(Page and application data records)
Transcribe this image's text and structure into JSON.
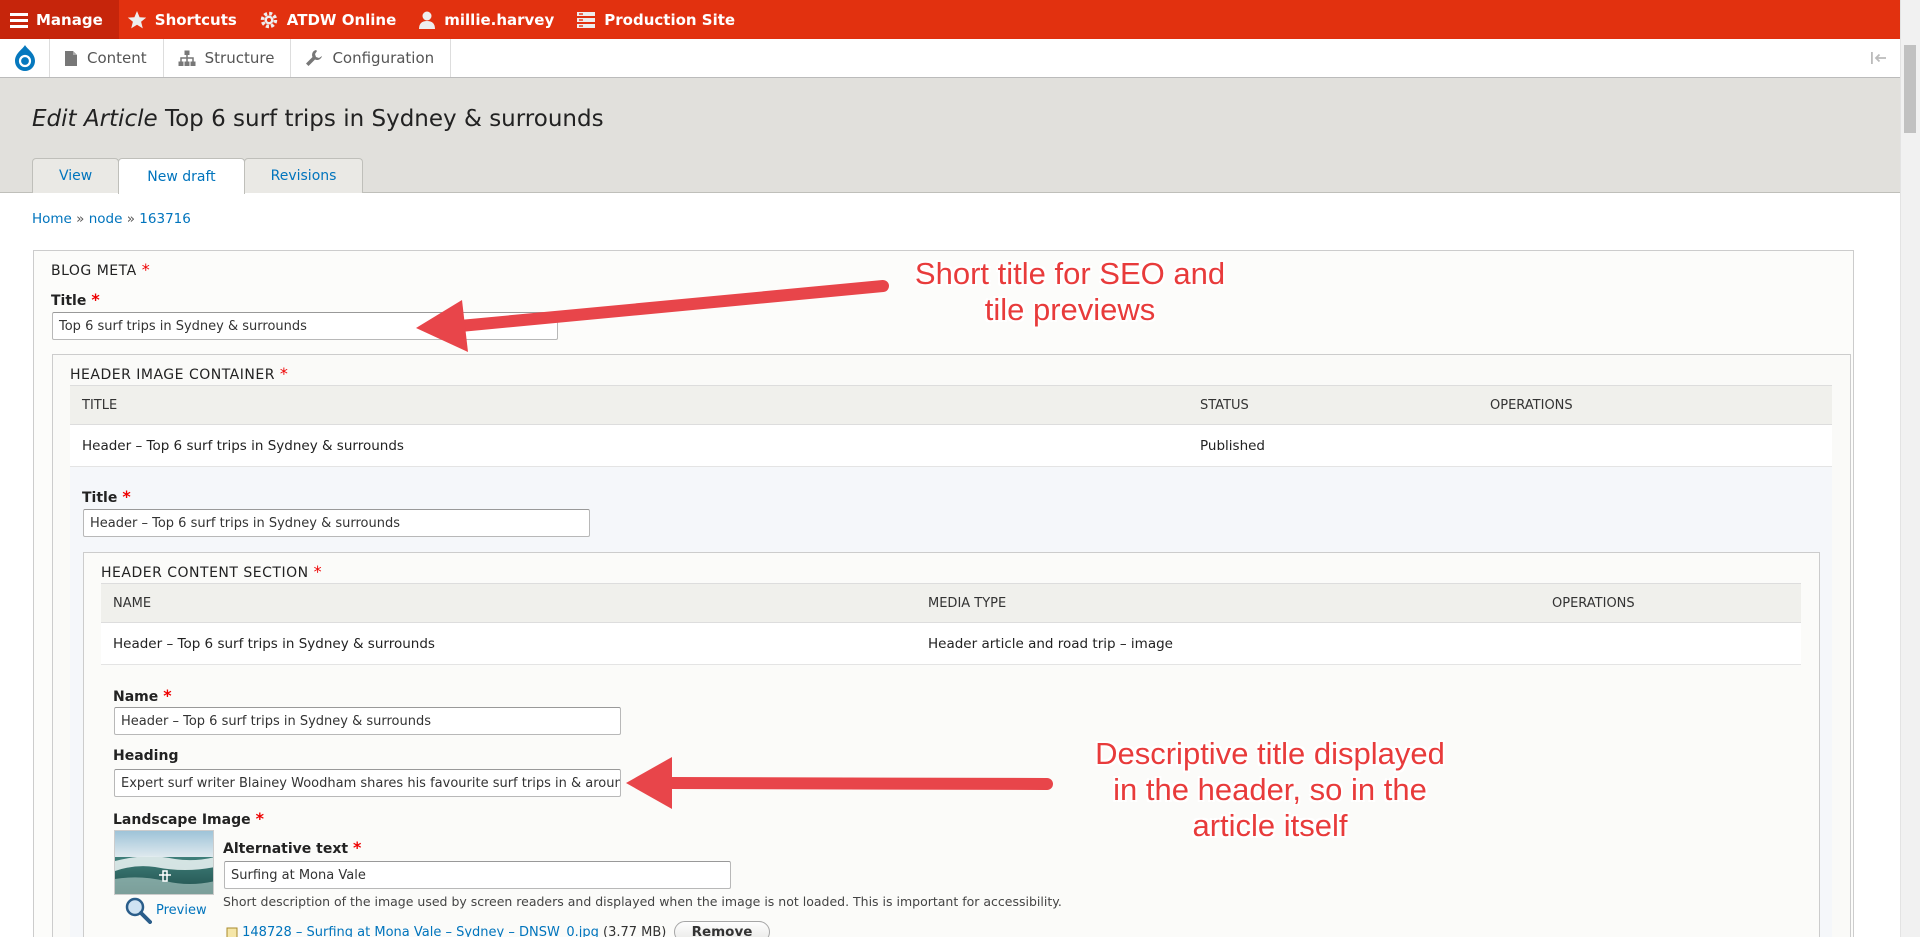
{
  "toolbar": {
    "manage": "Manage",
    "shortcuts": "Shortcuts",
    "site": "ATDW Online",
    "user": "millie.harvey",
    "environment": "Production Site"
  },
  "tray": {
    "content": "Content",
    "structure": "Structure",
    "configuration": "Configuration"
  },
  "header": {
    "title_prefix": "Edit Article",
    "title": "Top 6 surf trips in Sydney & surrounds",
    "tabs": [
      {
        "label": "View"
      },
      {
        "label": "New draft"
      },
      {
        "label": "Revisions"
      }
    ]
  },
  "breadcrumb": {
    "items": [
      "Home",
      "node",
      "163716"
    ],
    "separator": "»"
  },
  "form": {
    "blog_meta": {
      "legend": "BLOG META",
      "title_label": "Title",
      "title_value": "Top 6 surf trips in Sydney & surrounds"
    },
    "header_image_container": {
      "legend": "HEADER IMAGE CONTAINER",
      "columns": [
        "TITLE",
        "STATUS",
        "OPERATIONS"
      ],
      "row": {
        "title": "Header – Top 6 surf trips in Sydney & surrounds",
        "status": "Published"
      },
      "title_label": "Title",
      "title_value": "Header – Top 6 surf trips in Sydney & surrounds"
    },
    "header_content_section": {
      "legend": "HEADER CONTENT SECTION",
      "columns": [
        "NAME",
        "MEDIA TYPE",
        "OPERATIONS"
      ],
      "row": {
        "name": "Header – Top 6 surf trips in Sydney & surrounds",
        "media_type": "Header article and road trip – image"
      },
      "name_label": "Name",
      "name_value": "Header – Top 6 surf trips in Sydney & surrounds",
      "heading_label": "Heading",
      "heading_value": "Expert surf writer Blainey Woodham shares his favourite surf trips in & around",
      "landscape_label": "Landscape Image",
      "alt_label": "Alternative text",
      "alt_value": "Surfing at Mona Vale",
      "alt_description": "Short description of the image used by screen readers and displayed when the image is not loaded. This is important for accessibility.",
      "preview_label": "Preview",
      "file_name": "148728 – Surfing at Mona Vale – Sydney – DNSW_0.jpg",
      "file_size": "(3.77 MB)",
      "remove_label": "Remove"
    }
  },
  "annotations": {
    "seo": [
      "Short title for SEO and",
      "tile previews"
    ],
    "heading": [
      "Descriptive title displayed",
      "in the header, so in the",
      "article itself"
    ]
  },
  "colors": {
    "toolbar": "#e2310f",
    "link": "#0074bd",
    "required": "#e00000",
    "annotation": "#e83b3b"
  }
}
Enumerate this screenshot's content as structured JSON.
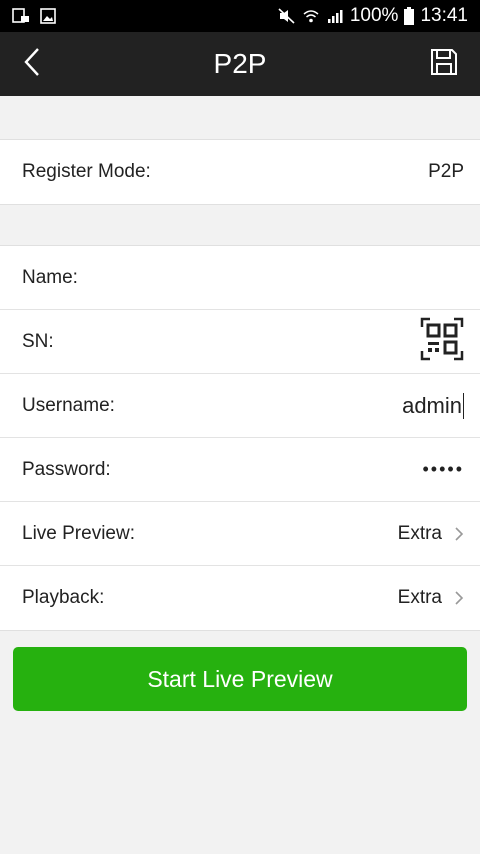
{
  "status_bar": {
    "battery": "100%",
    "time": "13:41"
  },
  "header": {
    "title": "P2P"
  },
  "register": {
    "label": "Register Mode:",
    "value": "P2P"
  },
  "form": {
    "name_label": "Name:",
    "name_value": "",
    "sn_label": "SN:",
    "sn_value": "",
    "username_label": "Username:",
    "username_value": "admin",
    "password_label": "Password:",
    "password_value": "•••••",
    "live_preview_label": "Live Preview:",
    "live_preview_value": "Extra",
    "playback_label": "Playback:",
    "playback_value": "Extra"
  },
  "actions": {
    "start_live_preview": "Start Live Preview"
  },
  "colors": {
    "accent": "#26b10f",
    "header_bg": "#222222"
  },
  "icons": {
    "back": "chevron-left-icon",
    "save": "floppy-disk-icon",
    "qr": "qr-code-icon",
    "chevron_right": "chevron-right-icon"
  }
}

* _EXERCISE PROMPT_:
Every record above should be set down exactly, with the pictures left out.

* _TASK RESULT_:
Transcribe this image's text and structure into JSON.
{
  "toolbar": {
    "manage": "Manage",
    "shortcuts": "Shortcuts",
    "site": "ATDW Online",
    "user": "millie.harvey",
    "environment": "Production Site"
  },
  "tray": {
    "content": "Content",
    "structure": "Structure",
    "configuration": "Configuration"
  },
  "header": {
    "title_prefix": "Edit Article",
    "title": "Top 6 surf trips in Sydney & surrounds",
    "tabs": [
      {
        "label": "View"
      },
      {
        "label": "New draft"
      },
      {
        "label": "Revisions"
      }
    ]
  },
  "breadcrumb": {
    "items": [
      "Home",
      "node",
      "163716"
    ],
    "separator": "»"
  },
  "form": {
    "blog_meta": {
      "legend": "BLOG META",
      "title_label": "Title",
      "title_value": "Top 6 surf trips in Sydney & surrounds"
    },
    "header_image_container": {
      "legend": "HEADER IMAGE CONTAINER",
      "columns": [
        "TITLE",
        "STATUS",
        "OPERATIONS"
      ],
      "row": {
        "title": "Header – Top 6 surf trips in Sydney & surrounds",
        "status": "Published"
      },
      "title_label": "Title",
      "title_value": "Header – Top 6 surf trips in Sydney & surrounds"
    },
    "header_content_section": {
      "legend": "HEADER CONTENT SECTION",
      "columns": [
        "NAME",
        "MEDIA TYPE",
        "OPERATIONS"
      ],
      "row": {
        "name": "Header – Top 6 surf trips in Sydney & surrounds",
        "media_type": "Header article and road trip – image"
      },
      "name_label": "Name",
      "name_value": "Header – Top 6 surf trips in Sydney & surrounds",
      "heading_label": "Heading",
      "heading_value": "Expert surf writer Blainey Woodham shares his favourite surf trips in & around",
      "landscape_label": "Landscape Image",
      "alt_label": "Alternative text",
      "alt_value": "Surfing at Mona Vale",
      "alt_description": "Short description of the image used by screen readers and displayed when the image is not loaded. This is important for accessibility.",
      "preview_label": "Preview",
      "file_name": "148728 – Surfing at Mona Vale – Sydney – DNSW_0.jpg",
      "file_size": "(3.77 MB)",
      "remove_label": "Remove"
    }
  },
  "annotations": {
    "seo": [
      "Short title for SEO and",
      "tile previews"
    ],
    "heading": [
      "Descriptive title displayed",
      "in the header, so in the",
      "article itself"
    ]
  },
  "colors": {
    "toolbar": "#e2310f",
    "link": "#0074bd",
    "required": "#e00000",
    "annotation": "#e83b3b"
  }
}
Enumerate this screenshot's content as structured JSON.
{
  "status_bar": {
    "battery": "100%",
    "time": "13:41"
  },
  "header": {
    "title": "P2P"
  },
  "register": {
    "label": "Register Mode:",
    "value": "P2P"
  },
  "form": {
    "name_label": "Name:",
    "name_value": "",
    "sn_label": "SN:",
    "sn_value": "",
    "username_label": "Username:",
    "username_value": "admin",
    "password_label": "Password:",
    "password_value": "•••••",
    "live_preview_label": "Live Preview:",
    "live_preview_value": "Extra",
    "playback_label": "Playback:",
    "playback_value": "Extra"
  },
  "actions": {
    "start_live_preview": "Start Live Preview"
  },
  "colors": {
    "accent": "#26b10f",
    "header_bg": "#222222"
  },
  "icons": {
    "back": "chevron-left-icon",
    "save": "floppy-disk-icon",
    "qr": "qr-code-icon",
    "chevron_right": "chevron-right-icon"
  }
}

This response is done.